For some inexplicable mechanical reason tramway lines/rails were not above ground but embedded below the road surface.This gave rise to interesting phenomena.
One was the slippage of rickshaw and bicycle wheels into the embedded rails Once he off-loaded his embarrassed passengers, the rickshawman easily lifted his rickshaw out of the rut and trotted off to the clang of the annoyed tram driver’s bell and rude remarks of unruly passengers . The other phenomenon was when a bicycle on a slippery surface wobbled into one of these ruts. Extrication was followed, as usual, by clanging of the driver’s bell accompanied by passenger hoots.
My brother, who had borrowed my bike, fell victim to this misadventure. No sooner had he pulled his bike out than a cart ran over it to the vast amusement of tram passengers and passers-by. But for a bent spoke or two my sturdy ex-Army war-horse, a relic of jungle warfare gifted by an army uncle,was none the worse for the encounter.
My loveliest memory, however, was the wondrous sight when the trams travelled at night over roads that had just been tarred and spread with the requisite layer of sand. As the lighted tram scrunched over this sand it sparkled magically with a myriad sparks.
Somewhere in the 1950s, for some mysterious reason, the Municipality decided to scrap Colombo’s tramways. Some diehard romantics boarded the last tramcar to Grandpass, decorated it with streamers and balloons, and hired a Kotahena funeral band to dolefully belt out the Funeral March to the tramcar’s final halt.

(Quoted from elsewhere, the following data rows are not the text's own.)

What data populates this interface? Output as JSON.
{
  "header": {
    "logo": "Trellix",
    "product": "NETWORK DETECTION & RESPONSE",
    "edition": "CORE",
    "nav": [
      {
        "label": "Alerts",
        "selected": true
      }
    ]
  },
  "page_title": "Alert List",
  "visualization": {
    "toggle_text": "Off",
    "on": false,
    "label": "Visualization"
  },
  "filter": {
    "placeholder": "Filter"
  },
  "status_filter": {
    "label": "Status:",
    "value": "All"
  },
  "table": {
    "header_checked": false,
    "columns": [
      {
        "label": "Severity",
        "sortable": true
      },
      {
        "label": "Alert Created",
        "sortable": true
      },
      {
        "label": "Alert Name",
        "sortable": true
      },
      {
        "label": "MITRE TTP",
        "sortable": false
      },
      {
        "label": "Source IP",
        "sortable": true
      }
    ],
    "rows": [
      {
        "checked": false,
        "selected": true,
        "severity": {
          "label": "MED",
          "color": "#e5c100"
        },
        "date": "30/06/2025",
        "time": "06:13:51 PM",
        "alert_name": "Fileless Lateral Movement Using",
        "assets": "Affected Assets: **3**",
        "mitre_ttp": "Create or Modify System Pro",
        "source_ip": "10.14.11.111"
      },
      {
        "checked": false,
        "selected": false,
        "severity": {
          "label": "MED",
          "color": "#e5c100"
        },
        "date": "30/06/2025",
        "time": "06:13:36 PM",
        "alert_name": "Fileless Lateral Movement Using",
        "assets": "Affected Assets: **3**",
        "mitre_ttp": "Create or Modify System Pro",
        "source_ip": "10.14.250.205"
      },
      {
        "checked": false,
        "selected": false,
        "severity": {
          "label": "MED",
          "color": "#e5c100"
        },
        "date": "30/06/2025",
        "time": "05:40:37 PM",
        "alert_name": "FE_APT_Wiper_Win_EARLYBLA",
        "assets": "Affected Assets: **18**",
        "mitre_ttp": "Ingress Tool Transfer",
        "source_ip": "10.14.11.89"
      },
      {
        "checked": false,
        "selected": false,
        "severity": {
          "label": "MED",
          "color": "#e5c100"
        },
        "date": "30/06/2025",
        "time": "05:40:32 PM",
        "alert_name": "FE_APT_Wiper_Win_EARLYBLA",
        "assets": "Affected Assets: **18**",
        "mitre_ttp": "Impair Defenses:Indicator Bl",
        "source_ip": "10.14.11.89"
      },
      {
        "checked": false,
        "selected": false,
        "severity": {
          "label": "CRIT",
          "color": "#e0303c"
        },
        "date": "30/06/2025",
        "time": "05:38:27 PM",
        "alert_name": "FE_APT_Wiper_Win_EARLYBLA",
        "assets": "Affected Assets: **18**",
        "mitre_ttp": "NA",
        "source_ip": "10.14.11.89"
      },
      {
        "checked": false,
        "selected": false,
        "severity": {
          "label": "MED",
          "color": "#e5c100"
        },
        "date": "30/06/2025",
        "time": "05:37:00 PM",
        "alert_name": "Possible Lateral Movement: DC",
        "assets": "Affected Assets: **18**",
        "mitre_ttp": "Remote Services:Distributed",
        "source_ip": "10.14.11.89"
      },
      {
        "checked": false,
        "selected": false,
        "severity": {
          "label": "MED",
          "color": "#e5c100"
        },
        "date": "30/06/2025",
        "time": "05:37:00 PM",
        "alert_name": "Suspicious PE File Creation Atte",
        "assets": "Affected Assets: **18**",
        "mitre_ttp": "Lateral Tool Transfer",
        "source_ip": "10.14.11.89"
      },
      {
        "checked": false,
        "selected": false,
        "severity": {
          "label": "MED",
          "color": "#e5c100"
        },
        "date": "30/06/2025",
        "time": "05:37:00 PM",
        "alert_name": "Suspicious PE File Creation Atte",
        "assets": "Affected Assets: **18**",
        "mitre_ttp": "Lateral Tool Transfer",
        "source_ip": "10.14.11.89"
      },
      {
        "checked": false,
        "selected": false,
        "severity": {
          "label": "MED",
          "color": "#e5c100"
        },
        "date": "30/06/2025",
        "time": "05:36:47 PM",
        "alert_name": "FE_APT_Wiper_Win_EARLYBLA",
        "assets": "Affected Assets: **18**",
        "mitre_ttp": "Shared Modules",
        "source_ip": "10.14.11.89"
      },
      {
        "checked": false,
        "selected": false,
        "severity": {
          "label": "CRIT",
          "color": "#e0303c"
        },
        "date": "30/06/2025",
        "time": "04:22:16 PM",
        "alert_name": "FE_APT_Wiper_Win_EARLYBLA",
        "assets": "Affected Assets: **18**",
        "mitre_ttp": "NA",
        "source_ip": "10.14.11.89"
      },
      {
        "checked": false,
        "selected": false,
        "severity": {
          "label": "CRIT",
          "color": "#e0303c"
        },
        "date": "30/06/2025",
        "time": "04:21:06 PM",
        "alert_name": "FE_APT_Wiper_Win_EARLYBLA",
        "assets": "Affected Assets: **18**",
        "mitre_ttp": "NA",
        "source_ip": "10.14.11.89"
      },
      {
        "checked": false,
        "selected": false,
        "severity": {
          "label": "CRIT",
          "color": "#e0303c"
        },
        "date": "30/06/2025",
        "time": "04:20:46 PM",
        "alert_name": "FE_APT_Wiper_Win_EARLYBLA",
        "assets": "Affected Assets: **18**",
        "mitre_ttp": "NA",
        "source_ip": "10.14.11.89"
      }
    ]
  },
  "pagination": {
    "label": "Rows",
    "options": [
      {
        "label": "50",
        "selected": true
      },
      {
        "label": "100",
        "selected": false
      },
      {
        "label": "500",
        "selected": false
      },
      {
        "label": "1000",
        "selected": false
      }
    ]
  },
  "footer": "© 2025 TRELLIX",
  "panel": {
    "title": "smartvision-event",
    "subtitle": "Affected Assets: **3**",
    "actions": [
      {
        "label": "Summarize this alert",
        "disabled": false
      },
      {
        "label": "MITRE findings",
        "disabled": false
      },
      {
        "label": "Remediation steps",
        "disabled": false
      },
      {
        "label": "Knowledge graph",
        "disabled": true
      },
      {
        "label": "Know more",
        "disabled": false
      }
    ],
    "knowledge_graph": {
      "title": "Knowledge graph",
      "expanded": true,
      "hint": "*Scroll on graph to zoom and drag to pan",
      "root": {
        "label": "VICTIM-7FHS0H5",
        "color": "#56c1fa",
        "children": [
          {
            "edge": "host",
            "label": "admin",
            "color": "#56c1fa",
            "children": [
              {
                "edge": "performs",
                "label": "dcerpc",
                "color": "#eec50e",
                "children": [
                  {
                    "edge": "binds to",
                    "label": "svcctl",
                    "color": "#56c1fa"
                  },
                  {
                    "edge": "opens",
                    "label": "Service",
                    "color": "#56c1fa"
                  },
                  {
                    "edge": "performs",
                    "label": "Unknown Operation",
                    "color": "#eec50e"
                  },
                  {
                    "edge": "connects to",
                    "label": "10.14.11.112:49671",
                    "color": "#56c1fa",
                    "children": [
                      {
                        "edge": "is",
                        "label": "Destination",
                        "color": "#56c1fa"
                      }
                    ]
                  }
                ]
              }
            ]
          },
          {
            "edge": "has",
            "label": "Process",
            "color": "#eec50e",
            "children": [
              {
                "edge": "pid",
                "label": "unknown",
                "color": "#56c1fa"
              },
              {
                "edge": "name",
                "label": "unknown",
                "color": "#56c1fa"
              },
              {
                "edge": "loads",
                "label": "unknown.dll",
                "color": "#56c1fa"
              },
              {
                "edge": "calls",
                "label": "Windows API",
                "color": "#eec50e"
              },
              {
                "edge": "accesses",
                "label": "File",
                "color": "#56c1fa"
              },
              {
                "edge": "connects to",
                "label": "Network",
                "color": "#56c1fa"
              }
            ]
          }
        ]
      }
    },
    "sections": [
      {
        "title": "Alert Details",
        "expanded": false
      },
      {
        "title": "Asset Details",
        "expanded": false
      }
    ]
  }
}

Let this brief piece be a requiem for a charming mode of transport and a way of life long lost to belching buses, skittering trishaws and traffic-jammed cars.
I sometimes wonder whether, in the dead of night, one can faintly hear the clang of a ghostly bell as a phantom tramcar trundles past the Terminus at Panchikawatte and the Tram View Hotel of Punchi Borella on its way to rusty death.